as when “PROFESSOR BRIAN COX” collapses into “Alain / de Botton or Alain ‘de’/de Botton”, twitter feeds and rolling news as the hateful levelling-out of all discourse into flat celeb-g(l)oss tv-professor banal-piety, sound-bytes biting off the heads of those running headless chicken down Stokes Croft (so the clucking news would have it), de(-ar)rangement of bodies on streets, a sex-violence fantasy-fear (those dark, sexy rioters) simultaneously enhanced by being denied and derided (hence the “cop pissing into my happiest mouth”). That kind of visceral, personal, sexualised – and satiric – reaction to riots (of which the Stokes Croft instance was an early prefiguring of August’s more widespread urban action) strikes me as a very honest and usefully aslant way of examining the current political situation without losing a sense of one’s individual body and its slotting into the cogs of the machine, or throwing itself onto that machine’s gears.

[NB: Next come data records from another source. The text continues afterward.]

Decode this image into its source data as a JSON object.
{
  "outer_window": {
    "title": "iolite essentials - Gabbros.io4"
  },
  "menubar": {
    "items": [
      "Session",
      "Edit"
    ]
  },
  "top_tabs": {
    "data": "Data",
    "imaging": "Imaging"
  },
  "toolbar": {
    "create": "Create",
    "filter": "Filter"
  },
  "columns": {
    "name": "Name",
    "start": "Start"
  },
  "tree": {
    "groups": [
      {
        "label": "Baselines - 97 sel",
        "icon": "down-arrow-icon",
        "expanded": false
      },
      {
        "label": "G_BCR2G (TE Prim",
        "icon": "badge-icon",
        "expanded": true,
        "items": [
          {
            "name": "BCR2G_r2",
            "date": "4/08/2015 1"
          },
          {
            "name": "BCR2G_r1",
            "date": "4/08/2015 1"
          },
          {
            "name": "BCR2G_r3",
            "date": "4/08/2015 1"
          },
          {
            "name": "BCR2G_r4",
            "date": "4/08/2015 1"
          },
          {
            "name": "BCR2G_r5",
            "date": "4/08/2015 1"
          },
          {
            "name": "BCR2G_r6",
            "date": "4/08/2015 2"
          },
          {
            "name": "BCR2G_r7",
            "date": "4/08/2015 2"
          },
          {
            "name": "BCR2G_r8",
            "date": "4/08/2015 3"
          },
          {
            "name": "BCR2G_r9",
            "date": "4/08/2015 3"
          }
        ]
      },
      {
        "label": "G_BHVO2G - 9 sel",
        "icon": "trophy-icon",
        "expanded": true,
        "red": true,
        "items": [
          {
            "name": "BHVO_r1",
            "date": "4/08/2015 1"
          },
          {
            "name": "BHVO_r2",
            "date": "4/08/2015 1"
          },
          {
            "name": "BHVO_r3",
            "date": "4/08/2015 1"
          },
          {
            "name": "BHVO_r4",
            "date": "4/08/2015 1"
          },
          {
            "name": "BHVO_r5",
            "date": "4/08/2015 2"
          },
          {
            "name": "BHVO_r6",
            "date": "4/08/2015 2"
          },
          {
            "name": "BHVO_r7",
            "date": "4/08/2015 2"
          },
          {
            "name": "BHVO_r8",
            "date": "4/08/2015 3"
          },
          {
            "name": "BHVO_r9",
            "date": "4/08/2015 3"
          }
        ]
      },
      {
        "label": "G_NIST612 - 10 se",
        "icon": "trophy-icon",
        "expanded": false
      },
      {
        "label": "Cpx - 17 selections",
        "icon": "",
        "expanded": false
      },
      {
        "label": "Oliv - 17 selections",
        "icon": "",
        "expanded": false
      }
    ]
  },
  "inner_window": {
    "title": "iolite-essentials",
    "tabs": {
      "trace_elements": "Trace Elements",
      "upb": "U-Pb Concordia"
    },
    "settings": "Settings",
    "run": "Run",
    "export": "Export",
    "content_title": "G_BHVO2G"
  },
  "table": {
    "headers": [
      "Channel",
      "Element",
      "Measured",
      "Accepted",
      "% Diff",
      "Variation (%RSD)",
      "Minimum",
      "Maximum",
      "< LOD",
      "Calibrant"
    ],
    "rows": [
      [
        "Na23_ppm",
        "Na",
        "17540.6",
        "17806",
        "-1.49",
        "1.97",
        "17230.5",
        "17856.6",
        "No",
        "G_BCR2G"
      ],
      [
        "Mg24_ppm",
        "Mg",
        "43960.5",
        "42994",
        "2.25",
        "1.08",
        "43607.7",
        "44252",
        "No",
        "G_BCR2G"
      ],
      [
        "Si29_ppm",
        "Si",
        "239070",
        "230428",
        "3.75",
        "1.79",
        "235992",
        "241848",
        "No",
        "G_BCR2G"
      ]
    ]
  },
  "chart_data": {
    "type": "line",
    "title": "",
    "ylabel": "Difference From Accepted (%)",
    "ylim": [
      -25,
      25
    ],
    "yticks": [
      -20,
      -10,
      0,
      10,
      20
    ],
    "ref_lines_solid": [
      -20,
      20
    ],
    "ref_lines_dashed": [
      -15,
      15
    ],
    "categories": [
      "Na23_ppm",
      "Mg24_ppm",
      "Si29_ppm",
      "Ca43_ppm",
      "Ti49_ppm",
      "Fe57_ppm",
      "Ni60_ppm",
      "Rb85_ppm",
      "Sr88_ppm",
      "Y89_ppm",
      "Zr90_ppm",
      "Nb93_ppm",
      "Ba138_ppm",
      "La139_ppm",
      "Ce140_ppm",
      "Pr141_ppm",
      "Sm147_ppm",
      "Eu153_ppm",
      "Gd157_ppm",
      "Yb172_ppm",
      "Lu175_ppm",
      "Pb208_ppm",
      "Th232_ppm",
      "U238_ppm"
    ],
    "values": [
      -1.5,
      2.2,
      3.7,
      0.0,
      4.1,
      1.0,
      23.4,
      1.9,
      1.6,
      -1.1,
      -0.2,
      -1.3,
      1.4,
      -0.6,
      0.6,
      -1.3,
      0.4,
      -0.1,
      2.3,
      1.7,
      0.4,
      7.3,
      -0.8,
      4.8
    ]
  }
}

This is neither knee-jerk liberal condemnation resulting from a kind of accomodationist pacifism (viz. the response of the 'official' left to destruction of private property), nor cautiously-stated liberal solidarity for some concrete action, which yet stands individually on the fringes of the crowd and its smash-heart-of-glass, nor the even more passively brutal tactic of simply ignoring what happens outside your own territory (“placidly claimed to be / a few hundred miles from other things”) - this is the night terror or the manic hysteria high of riots and smashing at limits inscribed within and without our deepest person – this is simultaneously a mind made and shaped by media and a mind that seeks to think outside that poetry of capital with its own desiring poetry, turning barbs and love and self-harm in equal measure against the flat-screening process of Auntie's news mediation. ‘TRAILS’ is a virtuoso piece in the sense that virtuosity allows you to do something, with all your resources of technique and personhood and poetic history and their intersections, that a calmer voice would not – at once going out of yourself, being swallowed in a spasming language (Thornton emphasising this in his notated stuck-judders, jack-hammer stammers (“Alain de Alain de”) and his delicious thrusting up to the limits of what he could say, as if willing himself to the border of inarticulacy), and coming from the very deepest inside-out of our hurts and wants and needs, something, some things, “that actually happened.”

Yeah, something happened in that reading too - "an actual thing: I have seen it." You better believe it.